Having multiple sensors working together to create a picture of the full movement of the athlete and the boat is key to Damien’s work.
“The seat represents the leg drive which is why it’s so important to have a sensor attached to it. We can get the boat acceleration and you’ve got your rower doing their thing all combined together. If I was doing a more pure biomechanical assessment, I might actually want the inertial characteristics of each body segment which would allow me to get really granular data. But because we’re looking at sequencing, I’m actually looking at the relative acceleration so I’m subtracting the seat sensor from the boat to get leg drive. The difference between the two is really what we’re after here.”
“Likewise, subtracting the thorax from the feet gives us the effect of the trunk. If you think about the trunk moving, it’s the relative acceleration of that thorax to the seat because the athlete is still sliding back and forth on the seat so that helps us isolate the actual trunk from what the seat or the legs are doing. We’ve got all these moving parts but the IMU’s allow us to piece all that together.”
Making technical changes to a rowing stroke by using IMUs
Damien has multiple examples of how this data can help inform coaches of technique that needs correcting to optimize the stroke.
“One specific example was an athlete who was opening up the trunk too early and having this data where they can see the legs, trunk and arms it’s clear where they’re getting out of sync”.
A second example was very similar but where an athlete was pulling on the oar too early and therefore not fully driving the legs before the upper body kicked in. The coaches talk about the athletes having to hang, so extending your legs and not pulling right away. Effectively ‘hanging’. They’ll actually say ‘don’t pull the oar, push the foot stretcher’. So rowing isn’t about pulling it’s about pushing and these cues are all connected to the mechanics that the sensors can help provide objective insight on.”
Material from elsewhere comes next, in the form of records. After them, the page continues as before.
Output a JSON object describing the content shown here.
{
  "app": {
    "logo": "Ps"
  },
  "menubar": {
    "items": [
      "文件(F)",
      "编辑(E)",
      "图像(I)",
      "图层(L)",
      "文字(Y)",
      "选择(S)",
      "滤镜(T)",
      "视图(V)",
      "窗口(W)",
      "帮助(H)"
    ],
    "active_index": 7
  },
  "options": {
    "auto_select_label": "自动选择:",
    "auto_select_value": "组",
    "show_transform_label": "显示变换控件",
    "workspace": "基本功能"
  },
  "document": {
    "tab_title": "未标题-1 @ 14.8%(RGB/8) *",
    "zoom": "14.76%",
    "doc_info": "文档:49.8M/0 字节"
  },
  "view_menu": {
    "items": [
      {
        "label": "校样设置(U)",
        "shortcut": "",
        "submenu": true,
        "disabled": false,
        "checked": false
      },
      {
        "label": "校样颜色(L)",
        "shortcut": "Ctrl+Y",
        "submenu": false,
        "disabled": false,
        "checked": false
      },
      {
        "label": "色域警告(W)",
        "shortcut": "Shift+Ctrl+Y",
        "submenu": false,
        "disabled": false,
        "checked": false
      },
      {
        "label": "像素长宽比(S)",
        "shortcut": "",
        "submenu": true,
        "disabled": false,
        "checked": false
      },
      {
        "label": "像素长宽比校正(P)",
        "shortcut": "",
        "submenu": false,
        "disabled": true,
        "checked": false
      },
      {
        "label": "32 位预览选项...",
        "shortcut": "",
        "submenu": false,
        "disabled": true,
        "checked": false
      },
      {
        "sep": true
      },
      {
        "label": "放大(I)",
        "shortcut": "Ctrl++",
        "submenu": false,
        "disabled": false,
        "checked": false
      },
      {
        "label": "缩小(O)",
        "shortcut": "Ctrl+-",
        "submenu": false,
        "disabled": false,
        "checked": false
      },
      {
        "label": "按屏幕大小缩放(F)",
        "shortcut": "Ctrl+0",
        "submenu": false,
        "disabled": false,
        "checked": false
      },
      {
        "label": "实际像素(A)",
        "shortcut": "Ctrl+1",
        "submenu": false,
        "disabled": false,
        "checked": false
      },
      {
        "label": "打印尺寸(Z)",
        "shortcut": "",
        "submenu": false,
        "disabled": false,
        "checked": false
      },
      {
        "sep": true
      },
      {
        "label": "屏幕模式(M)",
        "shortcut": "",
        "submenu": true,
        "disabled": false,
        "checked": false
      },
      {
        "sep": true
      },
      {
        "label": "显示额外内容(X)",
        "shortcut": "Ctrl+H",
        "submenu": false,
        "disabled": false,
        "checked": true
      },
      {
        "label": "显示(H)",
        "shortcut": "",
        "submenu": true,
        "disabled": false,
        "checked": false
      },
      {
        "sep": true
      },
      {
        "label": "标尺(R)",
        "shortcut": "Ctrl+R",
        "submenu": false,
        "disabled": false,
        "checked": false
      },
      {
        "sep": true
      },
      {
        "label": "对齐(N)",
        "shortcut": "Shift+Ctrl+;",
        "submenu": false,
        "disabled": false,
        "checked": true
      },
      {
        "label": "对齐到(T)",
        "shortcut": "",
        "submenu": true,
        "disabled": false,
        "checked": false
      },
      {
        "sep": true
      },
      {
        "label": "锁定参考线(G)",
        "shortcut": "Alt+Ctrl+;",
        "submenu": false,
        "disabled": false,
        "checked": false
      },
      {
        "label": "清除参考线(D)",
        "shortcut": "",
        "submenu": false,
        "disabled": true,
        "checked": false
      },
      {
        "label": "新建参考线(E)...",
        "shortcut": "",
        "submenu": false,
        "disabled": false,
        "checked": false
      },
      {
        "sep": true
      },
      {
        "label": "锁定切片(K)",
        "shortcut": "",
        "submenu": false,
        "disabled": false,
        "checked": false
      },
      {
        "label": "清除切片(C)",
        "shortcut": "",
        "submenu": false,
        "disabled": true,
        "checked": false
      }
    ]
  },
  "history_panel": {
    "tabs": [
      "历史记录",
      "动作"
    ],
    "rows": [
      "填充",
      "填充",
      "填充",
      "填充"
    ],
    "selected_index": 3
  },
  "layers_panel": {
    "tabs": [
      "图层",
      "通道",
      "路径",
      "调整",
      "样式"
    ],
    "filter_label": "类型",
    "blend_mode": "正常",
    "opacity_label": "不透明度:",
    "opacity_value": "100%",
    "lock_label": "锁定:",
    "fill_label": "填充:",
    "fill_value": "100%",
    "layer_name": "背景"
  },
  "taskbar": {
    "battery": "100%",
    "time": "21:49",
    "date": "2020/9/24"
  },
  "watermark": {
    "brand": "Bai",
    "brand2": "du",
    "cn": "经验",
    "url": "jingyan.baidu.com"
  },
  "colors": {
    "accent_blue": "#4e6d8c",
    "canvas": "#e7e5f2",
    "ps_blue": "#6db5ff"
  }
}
A biomechanist’s role is to ‘deliver insights, not data’. Through his work with the men’s rowing team, Damien has successfully delivered those crucial insights with the help of inertial sensors and IMeasureU. Identifying energy leaks through detailed analysis of movement has given the rowing coaches opportunity to improve technique based on objective numbers, complementing their coaching eye.
This case study builds on concepts we’ve explored in-depth at IMeasureU. Follow the links below to learn more –
Practical Examples of Using IMU-Step to Modify Outcomes: Asymmetry and Impact Load in the Real World – a webinar with Andrew Gray
Understanding External Biomechanical Load During ACLR Rehabilitation – A webinar with Mark Armitage
Set Up for Success with Inertial Data – A Case Study with the Wests Tigers
Have an injured athlete? Get in touch with us and ask about a free demo of IMU Step to see how we can help your return to play.